In the beginning the library did not have its own building, which is why the library holdings were stored in different locations. The main reading room was located in the newly built library building of Szkoła Główna Handlowa . In 1935 the special collections were housed in the Potocki Palace . A new building suitable for library purposes was planned in the area of Pole Mokotowskie , as part of the conceptual government district. However, construction could not be started because of the outbreak of World War II .

Before World War II, the collections included:

  • 6,500,000 books from the 19th and 20th centuries
  • 3,000 early prints
  • 2,200 incunabula
  • 52,000 manuscripts
  • Maps and notes

In 1940 the authorities of the General Government took over the collections. With the German-language books, they set up a library accessible only to Germans in the building of the closed Warsaw University. The most valuable special collections were stored in the Krasiński Palace.

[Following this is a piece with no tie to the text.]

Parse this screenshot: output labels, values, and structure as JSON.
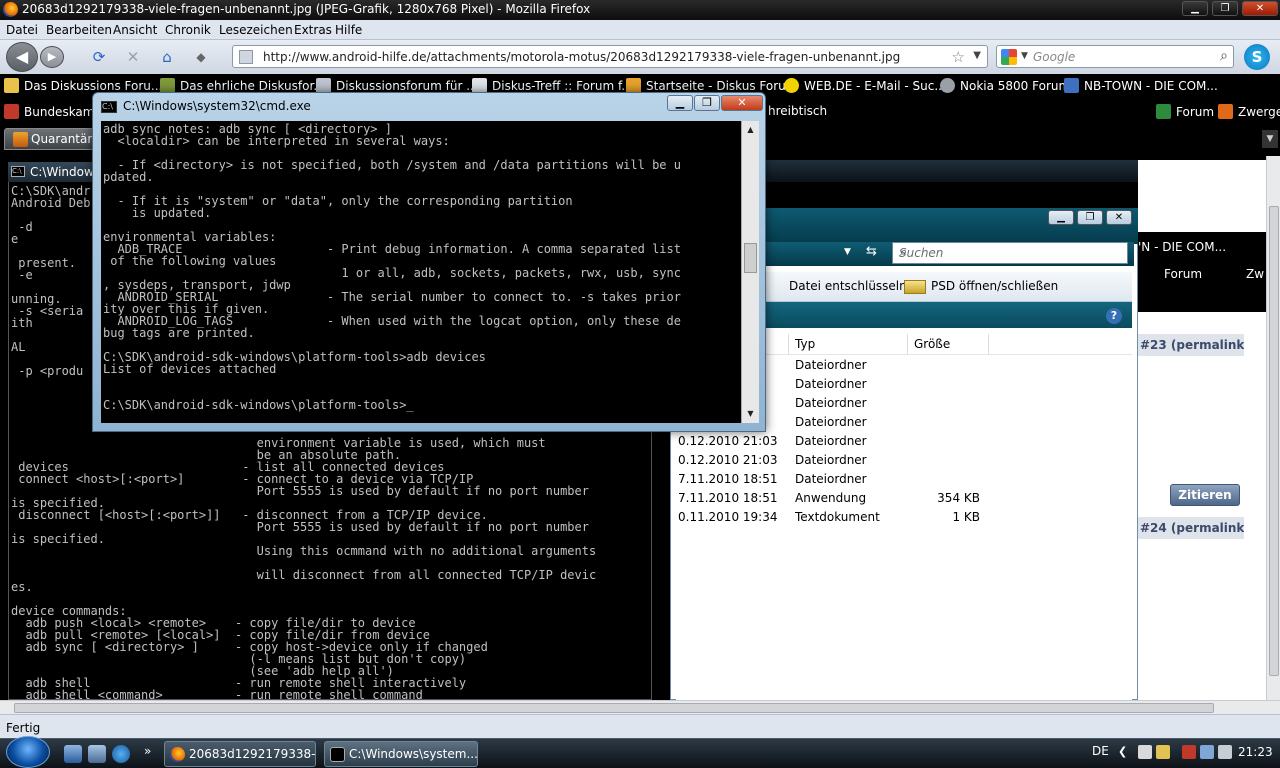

After the Warsaw Uprising was put down in October 1944, these collections were set on fire by German special forces and almost completely burned. 80,000 old prints, including valuable Polonica from the 16th to 18th centuries. Century, 26,000 manuscripts, 2,500 incunabula, 100,000 graphics and engravings, 50,000 musical notations and the materials related to theatrical activity were destroyed. It is estimated that of over 6 million volumes in Warsaw libraries in 1939, 3.6 Millions were lost. Most of it belonged to the Biblioteka Narodowa.

The library resumed its activities after 1945. The collections that were looted and were located in Germany and Austria and parts from the libraries of the Krasiński Majorat and the Przezdziecki Majorat came back to Poland. Kazania świętokrzyskie , Psałterz floriański and the manuscripts of Fryderyk Chopin did not return from Canada until 1959.

In 1962–1976 a new complex of library buildings was built at 213 Aleja Niepodległości.

The National Library's collections currently comprise 7,900,000 items.


Today the Biblioteka Narodowa is one of the largest in Poland. In 2016, there were over 8,500,000 units in the library stacks, including over 162,000 volumes of prints produced before 1801, over 26,000 manuscript units (including over 7,000 music manuscripts), over 120,000 printed music and 485,000 illustrations. There are also photographs and other iconographic documents, over 130,000 atlases and maps, over 2,000,000 units documenting social life, over 2,000,000 books and over 1,000,000 titles in periodicals from the 19th to 21st centuries. Century.

The objects include 151 maps from the Codex Suprasliensis , which was included in the UNESCO World Document Heritage Register in 2007 .

In 2012 the Library Authority signed a contract that included 1.3 million records from the Polish library in WorldCat .

See also

Web links

Commons : Biblioteka Narodowa  - collection of images, videos and audio files

Individual evidence

  1. ^ "Polish Libraries" na liście punktowanych czasopism naukowych . Polish National Library.
  2. ^ Andrzej Kłossowski: Biblioteka Narodowa w Warszawie. Zbiory i działalność. Warsaw 1990, pp. 9-10.
  3. Katarzyna Czechowicz: The 260th anniversary of opening the Załuski Library ( Memento of August 14, 2017 in the Internet Archive ). In: eduskrypt.pl. August 14, 2007.
  4. ^ Maria Witt: French culture overseas, Warsaw's Zaluski. FYI France.
  5. a b Joanna Pasztaleniec-Jarzyńska, Halina Tchórzewska-Kabata: The National Library in Warsaw. Tradition and the present day. Warsaw 1990, p. 3.
  6. Maria Brynda, Wanda Klenczon, Anna Stolarczyk: Biblioteka Narodowa. National Library. In: Bernhard Fabian (Hrsg.): Handbook of the historical book collections in Germany, Austria and Europe (digitized by Günter Kükenshöner). 2003, p. 1.3.
  7. ^ Encyklopedia Warszawy. Warsaw 1994, p. 60.
  8. a b National Library of Poland will add 1.3 million more records to WorldCat. Research information.
  9. Codex Suprasliensis during conservation ( Memento of October 20, 2013 in the Internet Archive ). UNESCO.

Coordinates: 52 ° 12 ′ 50 ″  N , 21 ° 0 ′ 12 ″  E